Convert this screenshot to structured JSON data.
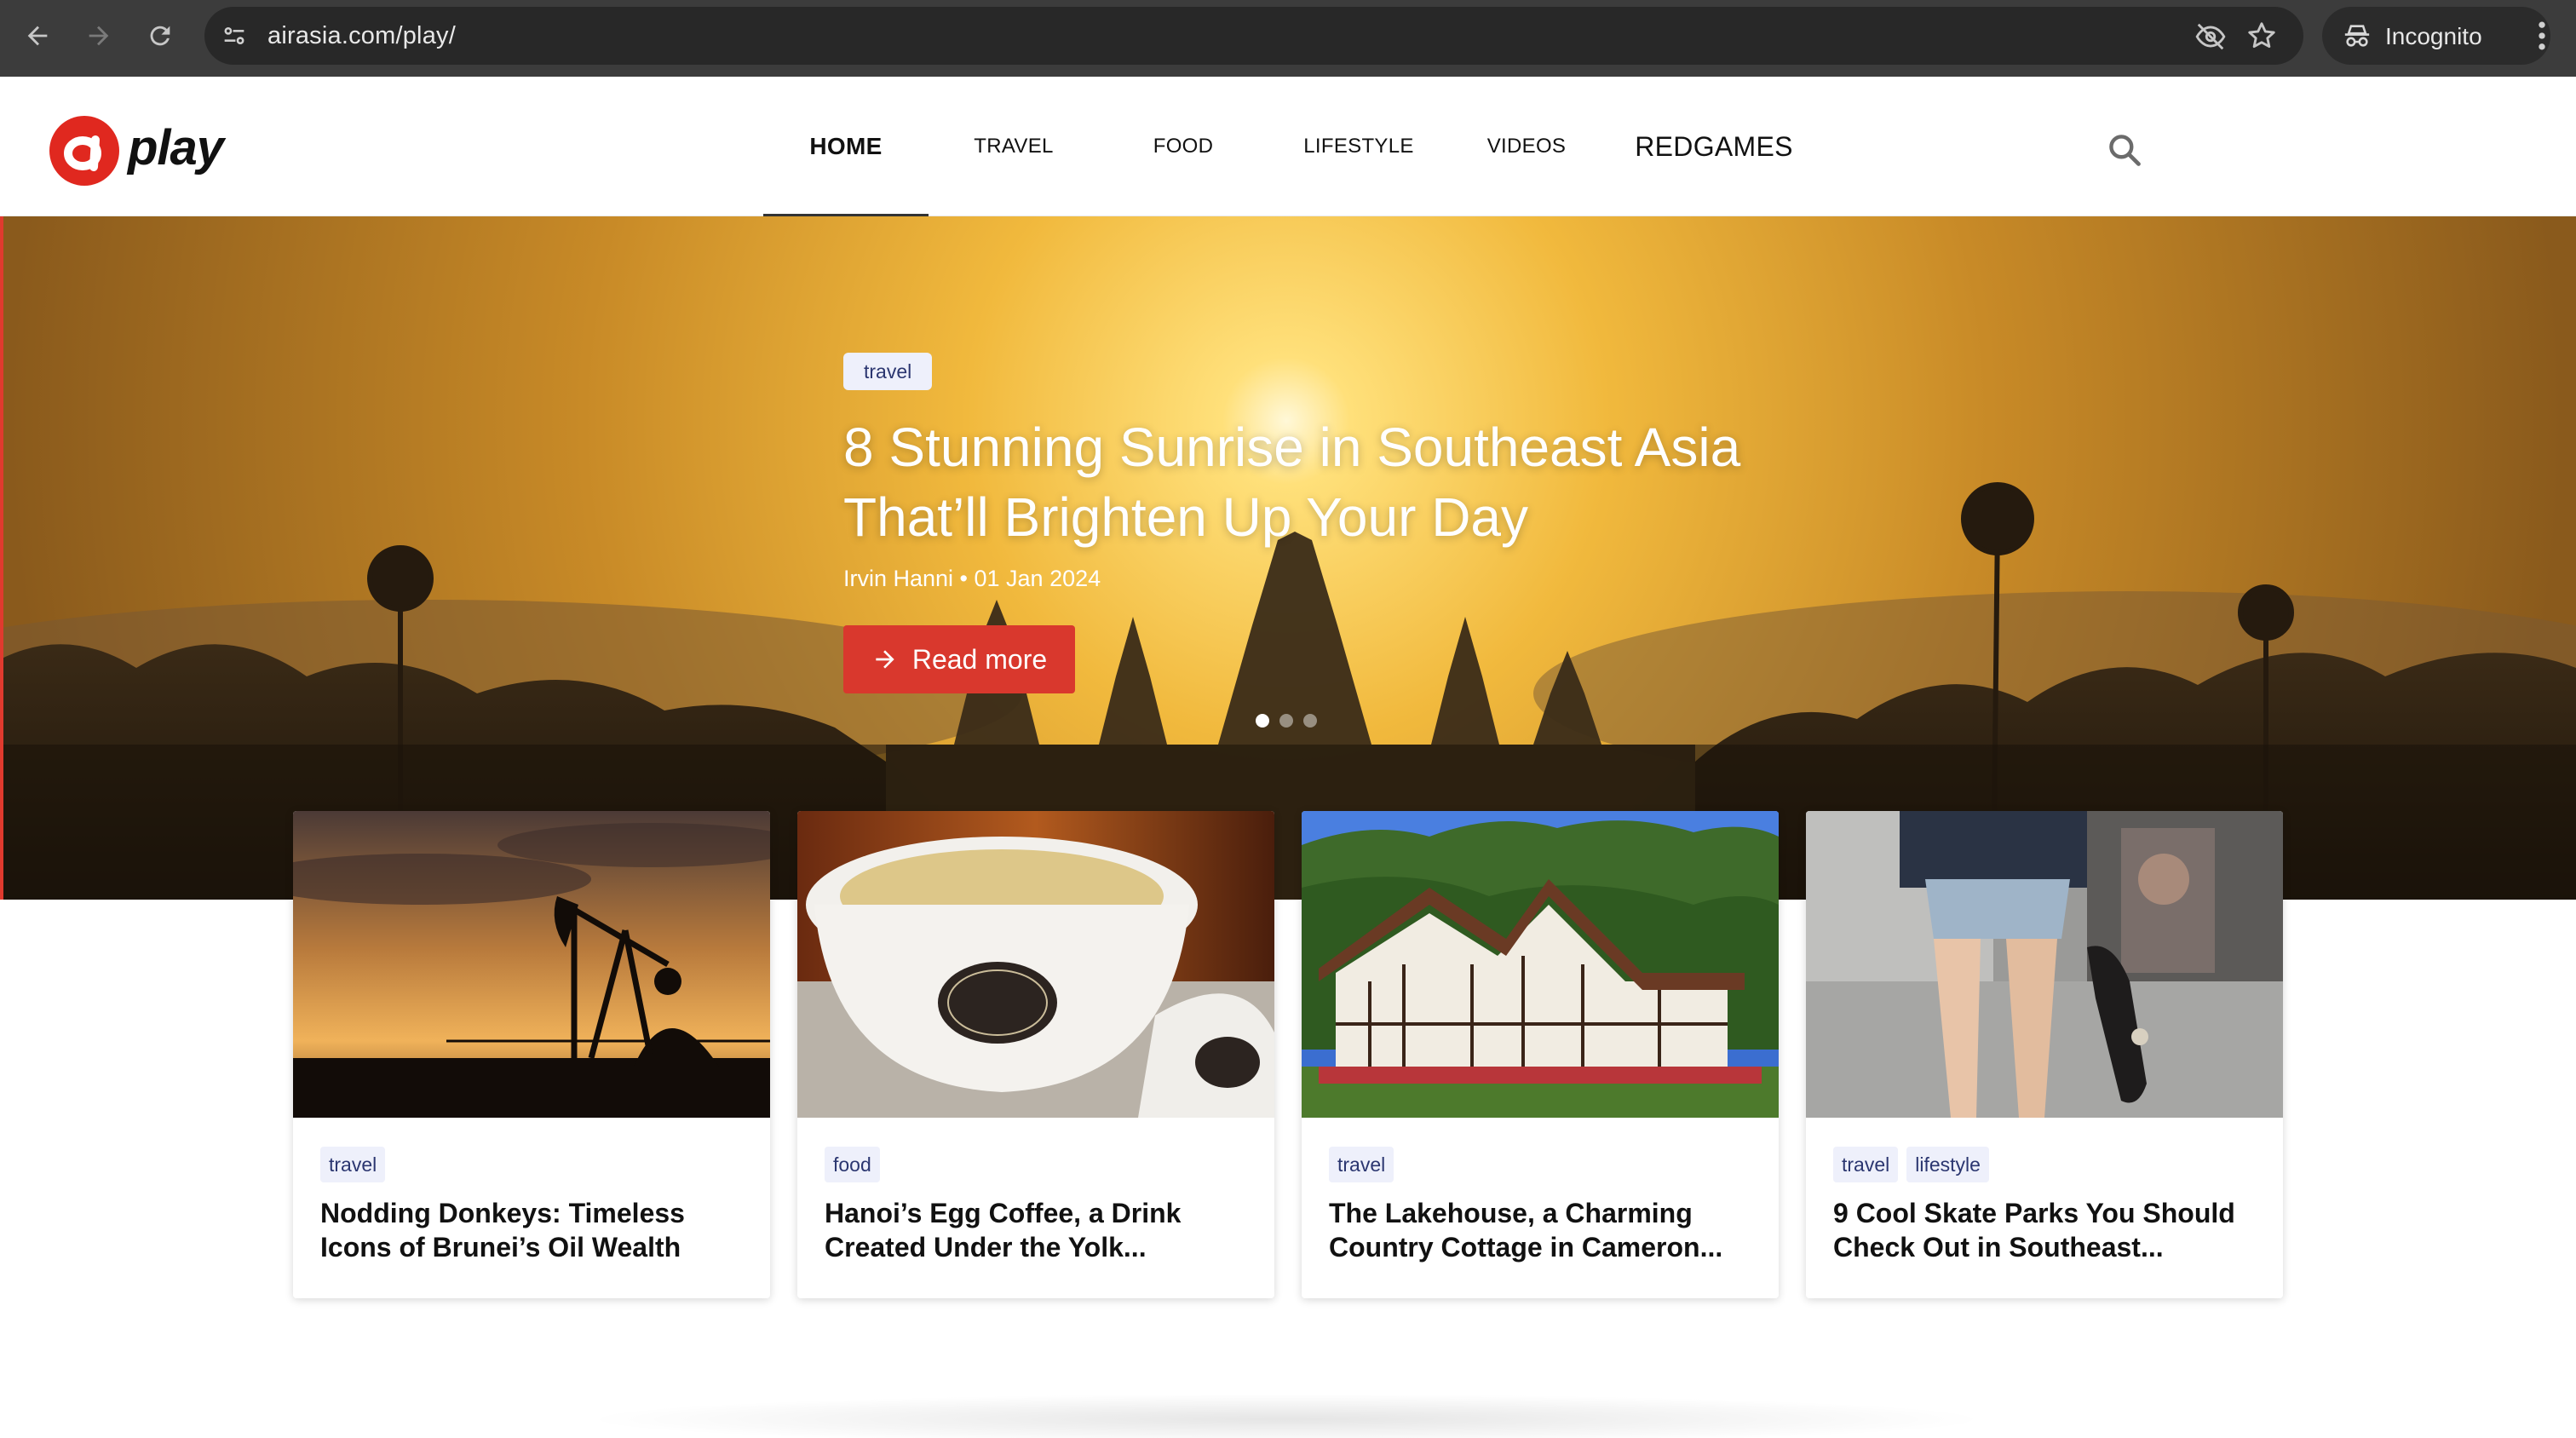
{
  "browser": {
    "url": "airasia.com/play/",
    "incognito_label": "Incognito"
  },
  "site": {
    "logo_word": "play",
    "nav": [
      {
        "label": "HOME",
        "active": true
      },
      {
        "label": "TRAVEL"
      },
      {
        "label": "FOOD"
      },
      {
        "label": "LIFESTYLE"
      },
      {
        "label": "VIDEOS"
      },
      {
        "label": "REDGAMES"
      }
    ],
    "brand_color": "#e03a2e"
  },
  "hero": {
    "tag": "travel",
    "title": "8 Stunning Sunrise in Southeast Asia That’ll Brighten Up Your Day",
    "byline": "Irvin Hanni • 01 Jan 2024",
    "cta": "Read more",
    "slides": 3,
    "active_slide": 1
  },
  "cards": [
    {
      "tags": [
        "travel"
      ],
      "title": "Nodding Donkeys: Timeless Icons of Brunei’s Oil Wealth"
    },
    {
      "tags": [
        "food"
      ],
      "title": "Hanoi’s Egg Coffee, a Drink Created Under the Yolk..."
    },
    {
      "tags": [
        "travel"
      ],
      "title": "The Lakehouse, a Charming Country Cottage in Cameron..."
    },
    {
      "tags": [
        "travel",
        "lifestyle"
      ],
      "title": "9 Cool Skate Parks You Should Check Out in Southeast..."
    }
  ]
}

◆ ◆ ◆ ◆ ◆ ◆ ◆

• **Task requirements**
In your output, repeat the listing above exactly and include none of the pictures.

• **Answer to this exercise**
Convert this screenshot to structured JSON data.
{
  "browser": {
    "url": "airasia.com/play/",
    "incognito_label": "Incognito"
  },
  "site": {
    "logo_word": "play",
    "nav": [
      {
        "label": "HOME",
        "active": true
      },
      {
        "label": "TRAVEL"
      },
      {
        "label": "FOOD"
      },
      {
        "label": "LIFESTYLE"
      },
      {
        "label": "VIDEOS"
      },
      {
        "label": "REDGAMES"
      }
    ],
    "brand_color": "#e03a2e"
  },
  "hero": {
    "tag": "travel",
    "title": "8 Stunning Sunrise in Southeast Asia That’ll Brighten Up Your Day",
    "byline": "Irvin Hanni • 01 Jan 2024",
    "cta": "Read more",
    "slides": 3,
    "active_slide": 1
  },
  "cards": [
    {
      "tags": [
        "travel"
      ],
      "title": "Nodding Donkeys: Timeless Icons of Brunei’s Oil Wealth"
    },
    {
      "tags": [
        "food"
      ],
      "title": "Hanoi’s Egg Coffee, a Drink Created Under the Yolk..."
    },
    {
      "tags": [
        "travel"
      ],
      "title": "The Lakehouse, a Charming Country Cottage in Cameron..."
    },
    {
      "tags": [
        "travel",
        "lifestyle"
      ],
      "title": "9 Cool Skate Parks You Should Check Out in Southeast..."
    }
  ]
}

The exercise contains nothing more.